“Well, Mom, some of the kids at school don’t know about chromosomes, and they just learned about it. It would have been a long time ago for you.”

So, Younger was the only one of my three males who didn’t feel it necessary to explain everything to me.

And, apparently, I’m old.

It was a rough day.

 

 

Not So Simple

Yesterday, I was scheduled to sit at the desk in the museum, so I rode to work with my husband. When he was late leaving his office due to a telephone conference, I, of course, had to wait for him, which isn’t usually a problem. But last night I had to attend practice for our Christmas program.

So, our answer to the dilemma of cooking and eating dinner in the fifteen minutes I would have at home was to grab a pizza from a convenience store between work and home.

Apparently, that was the incorrect answer.

Because, while waiting in line to pick up the pizza, we heard the following discussion from the two in the kitchen:

“They ordered a large sausage and pepperoni.”

“The pepperoni pizzas are there. The sausage pizzas should be finished in a moment.”

“No, they wanted sausage and pepperoni on the same pizza.”

“On the same pizza? Maybe the sausage is hiding under the pepperoni.”

Two heads bent over a large pizza, as they sliced through the cheese in the hopes of discovering disguised sausage.

“I remember making sausage and pepperoni.”

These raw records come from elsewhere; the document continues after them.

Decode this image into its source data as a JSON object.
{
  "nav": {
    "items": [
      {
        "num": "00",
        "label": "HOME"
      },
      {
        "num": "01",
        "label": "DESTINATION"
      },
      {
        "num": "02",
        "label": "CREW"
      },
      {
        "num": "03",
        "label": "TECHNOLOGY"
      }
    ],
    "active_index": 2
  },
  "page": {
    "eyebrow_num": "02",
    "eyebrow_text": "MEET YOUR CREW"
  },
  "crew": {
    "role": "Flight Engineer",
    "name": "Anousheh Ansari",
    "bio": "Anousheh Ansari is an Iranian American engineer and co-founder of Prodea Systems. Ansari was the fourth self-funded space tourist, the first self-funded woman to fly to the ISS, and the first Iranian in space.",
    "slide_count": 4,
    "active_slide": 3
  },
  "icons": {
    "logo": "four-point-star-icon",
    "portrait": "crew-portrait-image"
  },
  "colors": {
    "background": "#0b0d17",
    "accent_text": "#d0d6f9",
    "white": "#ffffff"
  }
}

Finally, the two had to concede that they evidently had no large pizza with both sausage and pepperoni to give us, but they would immediately start one. And they offered us the bill so we could go ahead and pay and lessen our extended wait by a few minutes, anyway.

But as we were standing at the cash register, from the kitchen we heard, “So . . . sausage and pepperoni? One sausage, one pepperoni? Oh, on the same pizza?”

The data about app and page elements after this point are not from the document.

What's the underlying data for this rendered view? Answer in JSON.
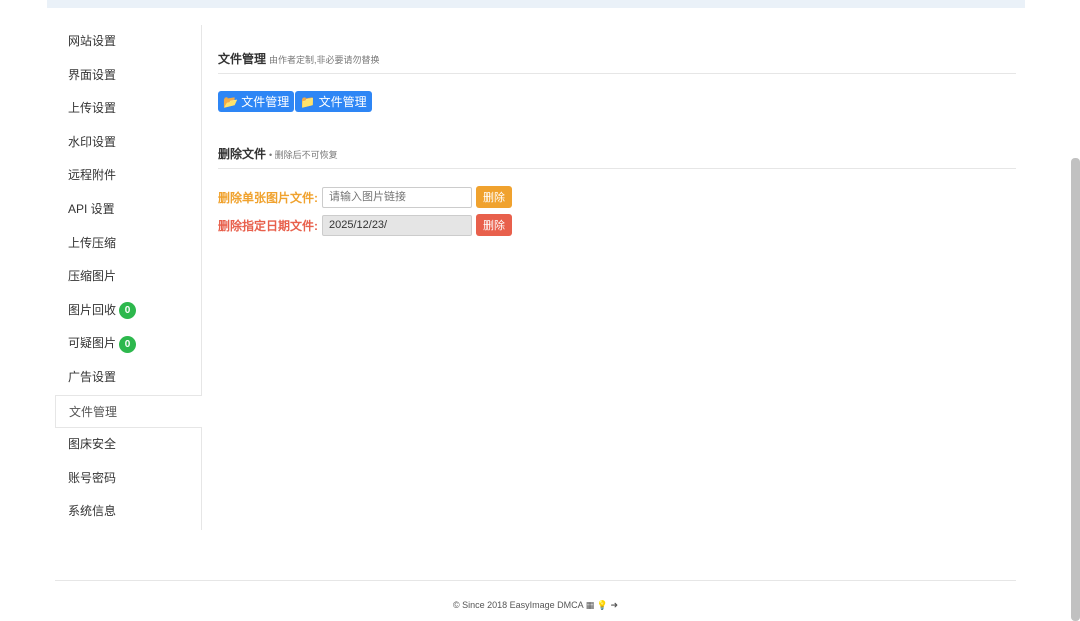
{
  "sidebar": {
    "items": [
      {
        "label": "网站设置"
      },
      {
        "label": "界面设置"
      },
      {
        "label": "上传设置"
      },
      {
        "label": "水印设置"
      },
      {
        "label": "远程附件"
      },
      {
        "label": "API 设置"
      },
      {
        "label": "上传压缩"
      },
      {
        "label": "压缩图片"
      },
      {
        "label": "图片回收",
        "badge": "0"
      },
      {
        "label": "可疑图片",
        "badge": "0"
      },
      {
        "label": "广告设置"
      },
      {
        "label": "文件管理"
      },
      {
        "label": "图床安全"
      },
      {
        "label": "账号密码"
      },
      {
        "label": "系统信息"
      }
    ]
  },
  "file_manage": {
    "title": "文件管理",
    "subtitle": "由作者定制,非必要请勿替换",
    "btn1": "文件管理",
    "btn2": "文件管理"
  },
  "delete": {
    "title": "删除文件",
    "subtitle": "• 删除后不可恢复",
    "single_label": "删除单张图片文件:",
    "single_placeholder": "请输入图片链接",
    "single_btn": "删除",
    "date_label": "删除指定日期文件:",
    "date_value": "2025/12/23/",
    "date_btn": "删除",
    "colors": {
      "single": "#f0a22e",
      "date": "#e8604c"
    }
  },
  "footer": {
    "text": "© Since 2018 EasyImage DMCA"
  }
}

Although my husband’s eyes bugged out a little, he waited until we were back in the car to burst into laughter.

So simple. And yet, apparently, so complicated.

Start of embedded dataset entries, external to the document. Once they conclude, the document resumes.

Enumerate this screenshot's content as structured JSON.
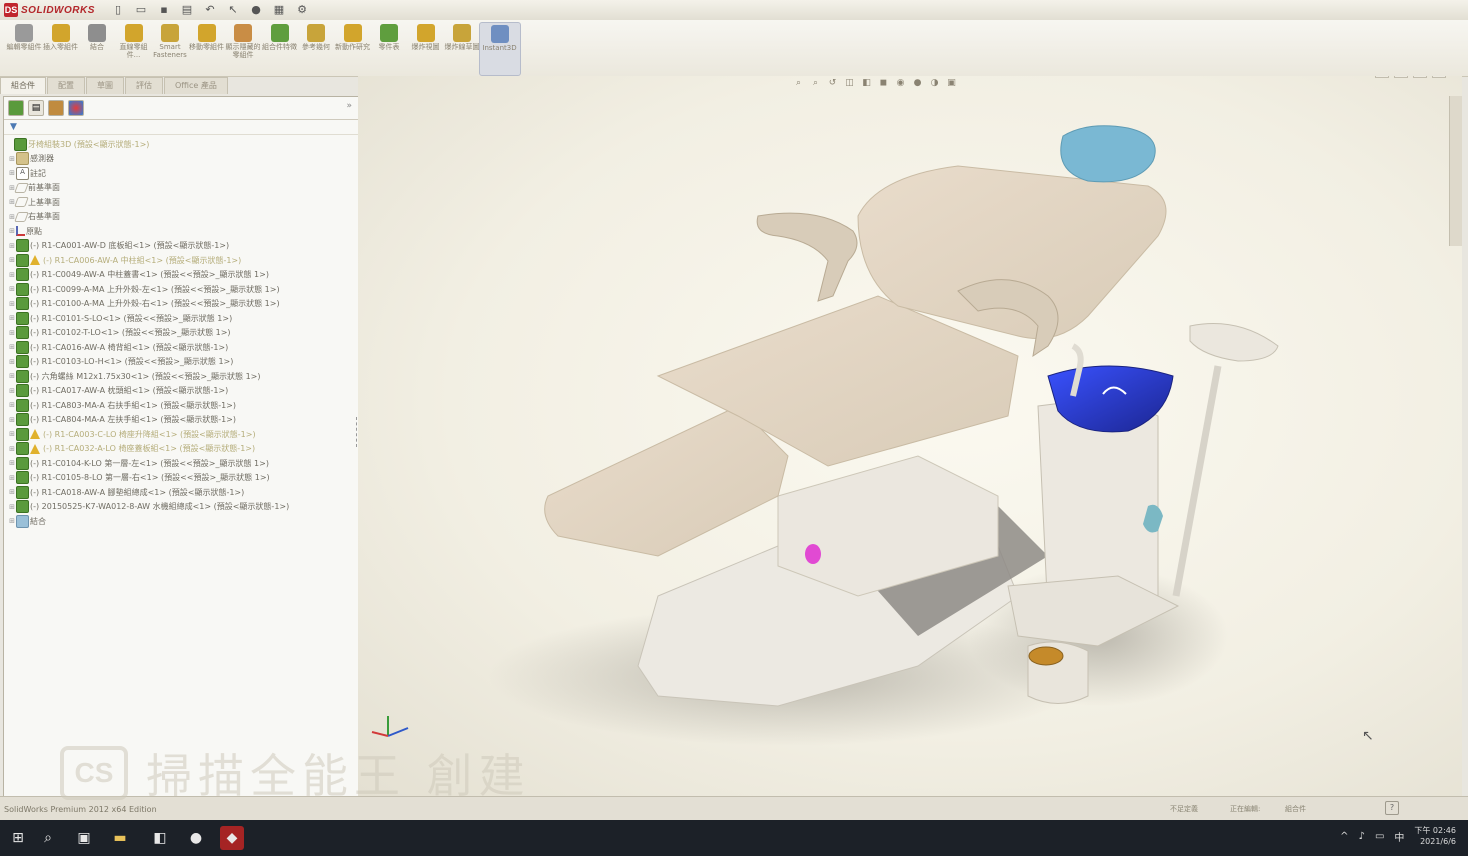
{
  "app": {
    "logo_text": "SOLIDWORKS",
    "edition": "SolidWorks Premium 2012 x64 Edition"
  },
  "ribbon": {
    "buttons": [
      {
        "label": "編輯零組件",
        "icon": "edit-component-icon",
        "color": "#9a9a9a"
      },
      {
        "label": "插入零組件",
        "icon": "insert-components-icon",
        "color": "#d2a52c"
      },
      {
        "label": "結合",
        "icon": "mate-icon",
        "color": "#8e8e8e"
      },
      {
        "label": "直線零組件...",
        "icon": "linear-pattern-icon",
        "color": "#d2a52c"
      },
      {
        "label": "Smart Fasteners",
        "icon": "smart-fasteners-icon",
        "color": "#c8a43a"
      },
      {
        "label": "移動零組件",
        "icon": "move-component-icon",
        "color": "#d2a52c"
      },
      {
        "label": "顯示隱藏的零組件",
        "icon": "show-hidden-icon",
        "color": "#c98d45"
      },
      {
        "label": "組合件特徵",
        "icon": "assembly-features-icon",
        "color": "#5f9e3e"
      },
      {
        "label": "參考幾何",
        "icon": "reference-geometry-icon",
        "color": "#c8a43a"
      },
      {
        "label": "新動作研究",
        "icon": "motion-study-icon",
        "color": "#d2a52c"
      },
      {
        "label": "零件表",
        "icon": "bom-icon",
        "color": "#5f9e3e"
      },
      {
        "label": "爆炸視圖",
        "icon": "exploded-view-icon",
        "color": "#d2a52c"
      },
      {
        "label": "爆炸線草圖",
        "icon": "explode-line-icon",
        "color": "#c8a43a"
      },
      {
        "label": "Instant3D",
        "icon": "instant3d-icon",
        "color": "#6f8fc1"
      }
    ]
  },
  "command_tabs": [
    "組合件",
    "配置",
    "草圖",
    "評估",
    "Office 產品"
  ],
  "feature_manager": {
    "filter_icon": "filter-icon",
    "tree": [
      {
        "label": "牙椅組裝3D (預設<顯示狀態-1>)",
        "icon": "assembly",
        "dim": true,
        "indent": 0
      },
      {
        "label": "感測器",
        "icon": "folder",
        "dim": false,
        "indent": 1
      },
      {
        "label": "註記",
        "icon": "ann",
        "dim": false,
        "indent": 1
      },
      {
        "label": "前基準面",
        "icon": "plane",
        "dim": false,
        "indent": 1
      },
      {
        "label": "上基準面",
        "icon": "plane",
        "dim": false,
        "indent": 1
      },
      {
        "label": "右基準面",
        "icon": "plane",
        "dim": false,
        "indent": 1
      },
      {
        "label": "原點",
        "icon": "origin",
        "dim": false,
        "indent": 1
      },
      {
        "label": "(-) R1-CA001-AW-D 底板組<1> (預設<顯示狀態-1>)",
        "icon": "part",
        "dim": false,
        "indent": 1
      },
      {
        "label": "(-) R1-CA006-AW-A 中柱組<1> (預設<顯示狀態-1>)",
        "icon": "warn",
        "dim": true,
        "indent": 1
      },
      {
        "label": "(-) R1-C0049-AW-A 中柱蓋書<1> (預設<<預設>_顯示狀態 1>)",
        "icon": "part",
        "dim": false,
        "indent": 1
      },
      {
        "label": "(-) R1-C0099-A-MA 上升外殼-左<1> (預設<<預設>_顯示狀態 1>)",
        "icon": "part",
        "dim": false,
        "indent": 1
      },
      {
        "label": "(-) R1-C0100-A-MA 上升外殼-右<1> (預設<<預設>_顯示狀態 1>)",
        "icon": "part",
        "dim": false,
        "indent": 1
      },
      {
        "label": "(-) R1-C0101-S-LO<1> (預設<<預設>_顯示狀態 1>)",
        "icon": "part",
        "dim": false,
        "indent": 1
      },
      {
        "label": "(-) R1-C0102-T-LO<1> (預設<<預設>_顯示狀態 1>)",
        "icon": "part",
        "dim": false,
        "indent": 1
      },
      {
        "label": "(-) R1-CA016-AW-A 椅背組<1> (預設<顯示狀態-1>)",
        "icon": "part",
        "dim": false,
        "indent": 1
      },
      {
        "label": "(-) R1-C0103-LO-H<1> (預設<<預設>_顯示狀態 1>)",
        "icon": "part",
        "dim": false,
        "indent": 1
      },
      {
        "label": "(-) 六角螺絲 M12x1.75x30<1> (預設<<預設>_顯示狀態 1>)",
        "icon": "part",
        "dim": false,
        "indent": 1
      },
      {
        "label": "(-) R1-CA017-AW-A 枕頭組<1> (預設<顯示狀態-1>)",
        "icon": "part",
        "dim": false,
        "indent": 1
      },
      {
        "label": "(-) R1-CA803-MA-A 右扶手組<1> (預設<顯示狀態-1>)",
        "icon": "part",
        "dim": false,
        "indent": 1
      },
      {
        "label": "(-) R1-CA804-MA-A 左扶手組<1> (預設<顯示狀態-1>)",
        "icon": "part",
        "dim": false,
        "indent": 1
      },
      {
        "label": "(-) R1-CA003-C-LO 椅座升降組<1> (預設<顯示狀態-1>)",
        "icon": "warn",
        "dim": true,
        "indent": 1
      },
      {
        "label": "(-) R1-CA032-A-LO 椅座蓋板組<1> (預設<顯示狀態-1>)",
        "icon": "warn",
        "dim": true,
        "indent": 1
      },
      {
        "label": "(-) R1-C0104-K-LO 第一層-左<1> (預設<<預設>_顯示狀態 1>)",
        "icon": "part",
        "dim": false,
        "indent": 1
      },
      {
        "label": "(-) R1-C0105-8-LO 第一層-右<1> (預設<<預設>_顯示狀態 1>)",
        "icon": "part",
        "dim": false,
        "indent": 1
      },
      {
        "label": "(-) R1-CA018-AW-A 腳墊組總成<1> (預設<顯示狀態-1>)",
        "icon": "part",
        "dim": false,
        "indent": 1
      },
      {
        "label": "(-) 20150525-K7-WA012-8-AW 水機組總成<1> (預設<顯示狀態-1>)",
        "icon": "part",
        "dim": false,
        "indent": 1
      },
      {
        "label": "結合",
        "icon": "mate",
        "dim": false,
        "indent": 1
      }
    ]
  },
  "viewport": {
    "heads_up_icons": [
      "zoom-to-fit-icon",
      "zoom-area-icon",
      "previous-view-icon",
      "section-view-icon",
      "view-orientation-icon",
      "display-style-icon",
      "hide-show-icon",
      "edit-appearance-icon",
      "apply-scene-icon",
      "view-settings-icon"
    ]
  },
  "status": {
    "items": [
      "不足定義",
      "正在編輯:",
      "組合件"
    ]
  },
  "taskbar": {
    "clock_time": "下午 02:46",
    "clock_date": "2021/6/6"
  },
  "watermark": {
    "box_text": "CS",
    "text": "掃描全能王 創建"
  },
  "colors": {
    "chair_body": "#e2d5c2",
    "headrest": "#7ab8d3",
    "spittoon_bowl": "#2a3bd6",
    "cup": "#c58a2a"
  }
}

Just like life.

Well, my life anyway.

And that’s why I laugh.

 

Over the weekend, we took a trip with my husband’s family to Branson, an outing that included seeing Moses, a live show that includes animals and special effects

While we stood in line waiting to enter our section of the theatre — Section C, my husband leaned towards Younger. “This is the dangerous section, Younger.”

Younger eyed him, having already expressed some concern as to our escape plan if the animals decided to improvise their roles. “Why?”

“Yeah,” my husband told him with confidence. “Didn’t you see all the advertising signs on the way down here? The C’s will part.”

And while my husband inelegantly guffawed at his own play on words, Younger looked at me. “Is he serious? Or is that a bad joke?”

I unclenched my jaw to mutter, “Bad joke.”

My husband nudged him with an elbow. “The seas will part. Get it?”

All these years with his father and Younger still had to ask.

That’s almost as bad as the joke.